TASK TO COMPLETE: Every entry below should be copied exactly, minus the pictures.

RECORDS SHOWN:
───
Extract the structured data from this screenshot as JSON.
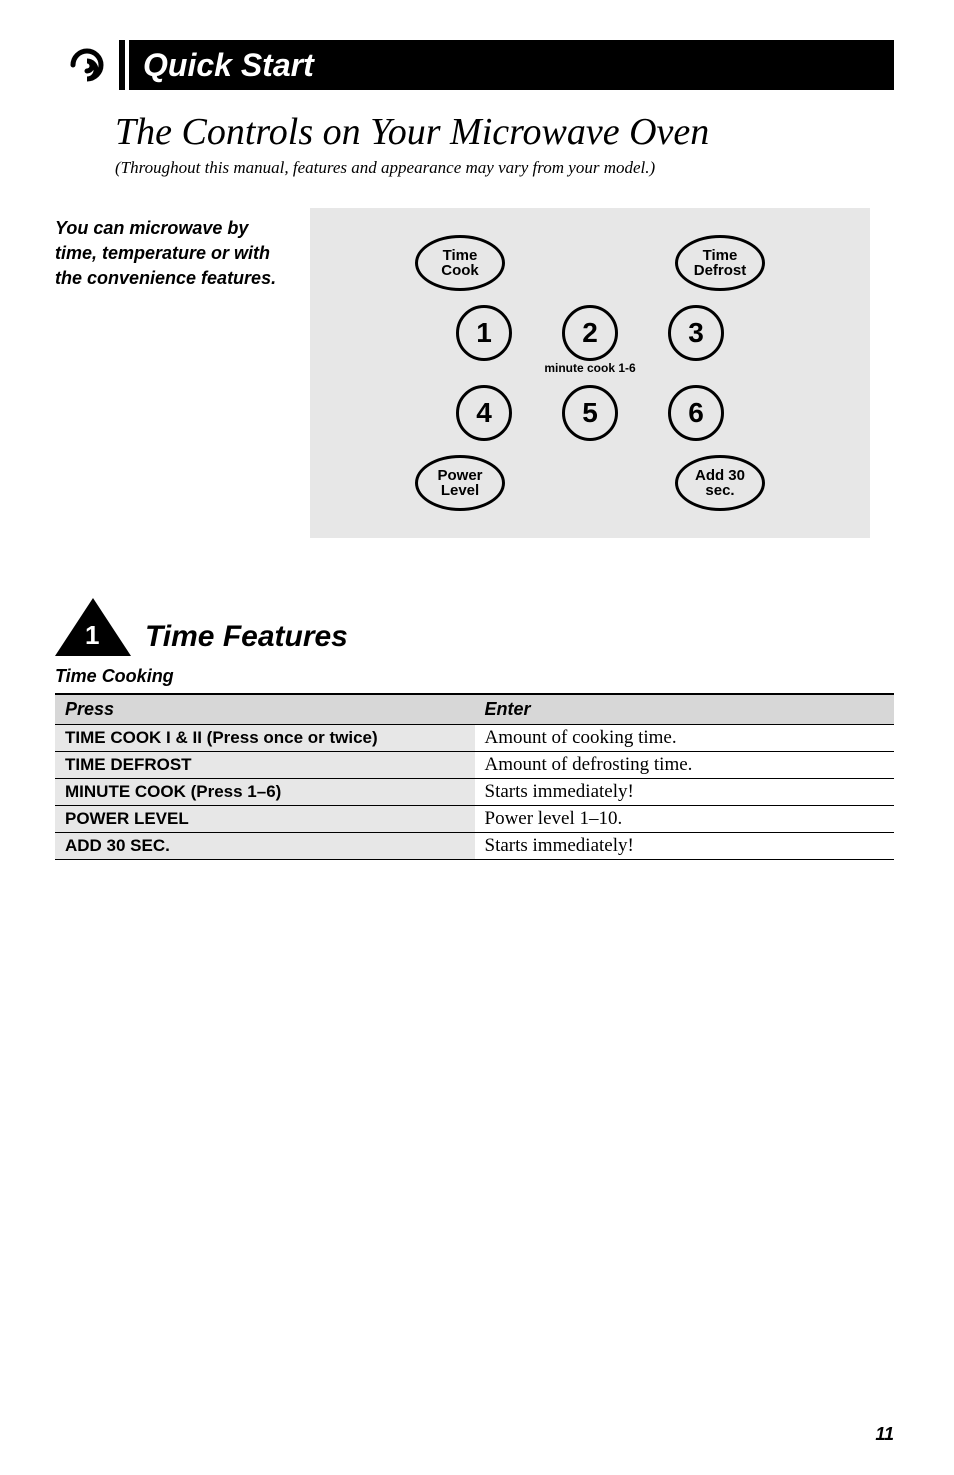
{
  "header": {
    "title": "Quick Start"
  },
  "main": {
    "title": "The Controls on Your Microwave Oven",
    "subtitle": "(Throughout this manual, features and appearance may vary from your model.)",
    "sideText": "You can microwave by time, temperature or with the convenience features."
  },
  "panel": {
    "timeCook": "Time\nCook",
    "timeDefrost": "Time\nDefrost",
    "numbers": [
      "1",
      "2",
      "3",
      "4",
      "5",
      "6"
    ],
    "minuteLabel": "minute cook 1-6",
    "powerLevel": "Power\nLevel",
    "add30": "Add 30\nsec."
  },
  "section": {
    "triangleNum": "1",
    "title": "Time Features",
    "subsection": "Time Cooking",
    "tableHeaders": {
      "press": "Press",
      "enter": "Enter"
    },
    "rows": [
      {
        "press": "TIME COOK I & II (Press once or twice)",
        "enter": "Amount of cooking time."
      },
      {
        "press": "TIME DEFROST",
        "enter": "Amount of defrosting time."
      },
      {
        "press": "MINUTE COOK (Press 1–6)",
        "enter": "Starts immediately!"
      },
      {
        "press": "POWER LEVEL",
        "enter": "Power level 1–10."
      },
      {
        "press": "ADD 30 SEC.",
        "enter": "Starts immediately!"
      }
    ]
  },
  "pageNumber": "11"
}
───
OUTPUT FOR THIS TASK:
Extract the structured data from this screenshot as JSON.
{
  "header": {
    "title": "Quick Start"
  },
  "main": {
    "title": "The Controls on Your Microwave Oven",
    "subtitle": "(Throughout this manual, features and appearance may vary from your model.)",
    "sideText": "You can microwave by time, temperature or with the convenience features."
  },
  "panel": {
    "timeCook": "Time\nCook",
    "timeDefrost": "Time\nDefrost",
    "numbers": [
      "1",
      "2",
      "3",
      "4",
      "5",
      "6"
    ],
    "minuteLabel": "minute cook 1-6",
    "powerLevel": "Power\nLevel",
    "add30": "Add 30\nsec."
  },
  "section": {
    "triangleNum": "1",
    "title": "Time Features",
    "subsection": "Time Cooking",
    "tableHeaders": {
      "press": "Press",
      "enter": "Enter"
    },
    "rows": [
      {
        "press": "TIME COOK I & II (Press once or twice)",
        "enter": "Amount of cooking time."
      },
      {
        "press": "TIME DEFROST",
        "enter": "Amount of defrosting time."
      },
      {
        "press": "MINUTE COOK (Press 1–6)",
        "enter": "Starts immediately!"
      },
      {
        "press": "POWER LEVEL",
        "enter": "Power level 1–10."
      },
      {
        "press": "ADD 30 SEC.",
        "enter": "Starts immediately!"
      }
    ]
  },
  "pageNumber": "11"
}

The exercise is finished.